We had our annual poor weather one week ago, when the overnight temperatures plunged to the high 40s while the daytime highs still lingered around 70 degrees. We even had a Saturday which was overcast with some rain in the middle of the dry season! Which led me to fact-check one of the best arguments for living lakeside: the incredible weather. Having spent almost an entire year lakeside, I feel I can now make a better analysis of the “world’s 2nd best climate.”
Let’s start with the biggest statistical category: beautiful days. About 80% of the time, I wake up and make my plans without considering the weather in any way.
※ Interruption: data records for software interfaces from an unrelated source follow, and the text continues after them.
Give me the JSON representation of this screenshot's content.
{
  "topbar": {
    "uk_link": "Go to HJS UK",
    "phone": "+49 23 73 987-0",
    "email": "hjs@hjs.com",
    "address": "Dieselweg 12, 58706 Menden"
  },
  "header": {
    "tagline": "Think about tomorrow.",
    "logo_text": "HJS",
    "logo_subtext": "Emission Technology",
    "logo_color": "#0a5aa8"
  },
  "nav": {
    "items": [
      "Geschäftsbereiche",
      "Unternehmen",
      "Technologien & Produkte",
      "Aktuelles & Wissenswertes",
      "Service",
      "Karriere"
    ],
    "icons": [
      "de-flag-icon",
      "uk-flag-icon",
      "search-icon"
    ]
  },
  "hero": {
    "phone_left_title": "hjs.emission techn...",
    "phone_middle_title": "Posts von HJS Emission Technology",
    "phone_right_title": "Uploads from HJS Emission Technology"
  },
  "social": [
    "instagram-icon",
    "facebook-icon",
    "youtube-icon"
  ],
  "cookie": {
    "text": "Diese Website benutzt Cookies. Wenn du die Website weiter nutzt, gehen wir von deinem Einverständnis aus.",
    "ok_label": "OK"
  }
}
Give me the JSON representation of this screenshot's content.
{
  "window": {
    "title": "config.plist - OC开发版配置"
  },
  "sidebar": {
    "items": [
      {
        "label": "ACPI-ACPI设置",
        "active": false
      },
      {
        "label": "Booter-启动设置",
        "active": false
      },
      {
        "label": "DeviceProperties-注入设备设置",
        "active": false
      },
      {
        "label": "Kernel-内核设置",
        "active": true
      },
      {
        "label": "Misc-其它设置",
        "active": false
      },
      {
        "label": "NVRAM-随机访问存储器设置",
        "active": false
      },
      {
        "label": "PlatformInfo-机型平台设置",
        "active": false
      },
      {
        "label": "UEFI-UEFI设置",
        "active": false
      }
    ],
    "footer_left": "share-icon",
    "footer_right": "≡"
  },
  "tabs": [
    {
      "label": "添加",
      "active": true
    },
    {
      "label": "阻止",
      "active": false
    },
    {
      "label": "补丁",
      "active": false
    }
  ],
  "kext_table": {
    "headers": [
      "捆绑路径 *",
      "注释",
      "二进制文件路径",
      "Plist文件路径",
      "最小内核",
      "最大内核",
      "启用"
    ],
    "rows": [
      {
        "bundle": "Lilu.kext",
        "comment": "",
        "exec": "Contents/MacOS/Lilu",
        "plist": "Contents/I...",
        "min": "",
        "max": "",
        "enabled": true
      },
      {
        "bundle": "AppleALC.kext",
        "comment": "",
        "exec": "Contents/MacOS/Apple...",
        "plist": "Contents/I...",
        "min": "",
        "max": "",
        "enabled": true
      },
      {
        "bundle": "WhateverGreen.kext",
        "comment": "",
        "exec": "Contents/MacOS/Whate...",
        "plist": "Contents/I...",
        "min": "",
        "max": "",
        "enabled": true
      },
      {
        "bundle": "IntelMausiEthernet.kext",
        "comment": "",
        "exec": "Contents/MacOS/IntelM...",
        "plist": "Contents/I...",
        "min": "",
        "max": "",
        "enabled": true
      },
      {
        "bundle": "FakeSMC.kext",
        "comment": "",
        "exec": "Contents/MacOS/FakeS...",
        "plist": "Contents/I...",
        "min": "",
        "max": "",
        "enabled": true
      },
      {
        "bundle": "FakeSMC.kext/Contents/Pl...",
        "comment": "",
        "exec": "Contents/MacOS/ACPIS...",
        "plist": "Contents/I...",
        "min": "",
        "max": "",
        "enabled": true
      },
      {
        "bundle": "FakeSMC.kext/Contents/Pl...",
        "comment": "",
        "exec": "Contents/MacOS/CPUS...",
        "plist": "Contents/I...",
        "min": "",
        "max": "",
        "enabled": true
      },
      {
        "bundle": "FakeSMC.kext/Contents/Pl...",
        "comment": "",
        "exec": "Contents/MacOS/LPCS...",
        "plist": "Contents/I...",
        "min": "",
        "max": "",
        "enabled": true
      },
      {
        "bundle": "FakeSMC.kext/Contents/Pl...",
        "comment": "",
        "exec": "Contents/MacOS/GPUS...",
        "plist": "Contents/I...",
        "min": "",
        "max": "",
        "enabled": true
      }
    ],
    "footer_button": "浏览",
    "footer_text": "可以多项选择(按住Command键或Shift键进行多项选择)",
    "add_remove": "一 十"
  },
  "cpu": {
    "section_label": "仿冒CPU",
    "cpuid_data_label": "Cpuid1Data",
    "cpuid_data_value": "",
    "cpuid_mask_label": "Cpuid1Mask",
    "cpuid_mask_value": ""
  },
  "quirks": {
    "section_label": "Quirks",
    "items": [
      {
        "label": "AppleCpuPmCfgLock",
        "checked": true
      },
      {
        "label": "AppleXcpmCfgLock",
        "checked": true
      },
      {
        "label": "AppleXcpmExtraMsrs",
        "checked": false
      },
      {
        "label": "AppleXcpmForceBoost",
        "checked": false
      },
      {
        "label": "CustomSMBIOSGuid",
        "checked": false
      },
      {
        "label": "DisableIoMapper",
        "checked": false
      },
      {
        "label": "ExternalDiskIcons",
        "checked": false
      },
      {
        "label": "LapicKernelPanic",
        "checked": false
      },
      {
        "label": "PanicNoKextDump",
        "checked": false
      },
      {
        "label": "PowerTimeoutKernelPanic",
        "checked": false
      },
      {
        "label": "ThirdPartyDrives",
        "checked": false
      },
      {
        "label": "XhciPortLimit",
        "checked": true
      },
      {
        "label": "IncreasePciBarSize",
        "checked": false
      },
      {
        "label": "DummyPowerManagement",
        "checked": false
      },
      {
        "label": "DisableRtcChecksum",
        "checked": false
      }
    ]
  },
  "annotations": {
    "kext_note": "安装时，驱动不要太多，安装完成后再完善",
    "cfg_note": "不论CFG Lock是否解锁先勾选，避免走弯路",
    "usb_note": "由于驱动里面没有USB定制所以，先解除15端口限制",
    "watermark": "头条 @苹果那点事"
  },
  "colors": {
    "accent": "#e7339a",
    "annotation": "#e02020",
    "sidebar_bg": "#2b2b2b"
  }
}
I take my dog out for a quick walk in the dark at 6:45 am while still in my pajamas, because, well it’s dark and the weather won’t matter (and no, there are no pictures; you can thank me later).
If we’re in the rainy season, I know the rain may be intense, but generally not last long. If we are in the dry season, it may seem chilly (50 degrees, remember, I am in my PJs!), but once the sun comes up it will warm up considerably, around 70 degrees at least. You don’t need a coat, or a sweater; you may want a hat or sunscreen, but that is about all.
What about the rest of the time? About 15% of the time it gets a little too warm and dry. This is at the end of the dry season, especially the month of May leading into the first few weeks of June, when the rains return. Temperatures can get into the 90s, with a blazing sun. Humidity remains low, so it is not too uncomfortable, but the sustained heat really warms up the brick-and-stucco casas, which will continue to bake for an hour or so after sundown. The predictable weather pattern makes this time of year a favorite for travel away from lakeside.
The final 5% is too cold, generally in short bursts in December or January. Once again, the thick house walls act to insulate, this time keeping it a little cooler than outside temperatures in the late morning. Now when I say too cold, let me admit this is VERY relative. During any cloudy or cool day in the dry season, you can see Mexicans wearing ski vests, hoodies, or coats and gloves. Long time expats complain of “thin-blood” and similarly break out sweaters, long pants, and coats. You can easily identify the recent arrivals (like me) by our short-sleeves; new expats from the Great White North even sport year-round shorts and sandals (with white socks, natch!).
We still have no means of heating our home; we do have a nifty heated mattress pad, which means we get a toasty warm bed in winter. As I mentioned last post, we are putting in mini-split air conditioners in our living room and master bedroom, just for those few hot weeks. We have some warmer clothing which is mainly for travelling back to the States. That is all the accommodation to inclement weather we’ve made.
Whether our weather is the “second best in the world” or not, after a year I am prepared to say it is not an exaggeration to call it amazingly comfortable. What stands out is that any semblance of regular weather (say rain or wind or humidity) is so surprising as to require notice. Otherwise, it is just right.
One final note: I thought about including some photos of how folks dress around here, but then thought better of it. No one wants to be famous on the internet as an example of peculiar sartorial splendor!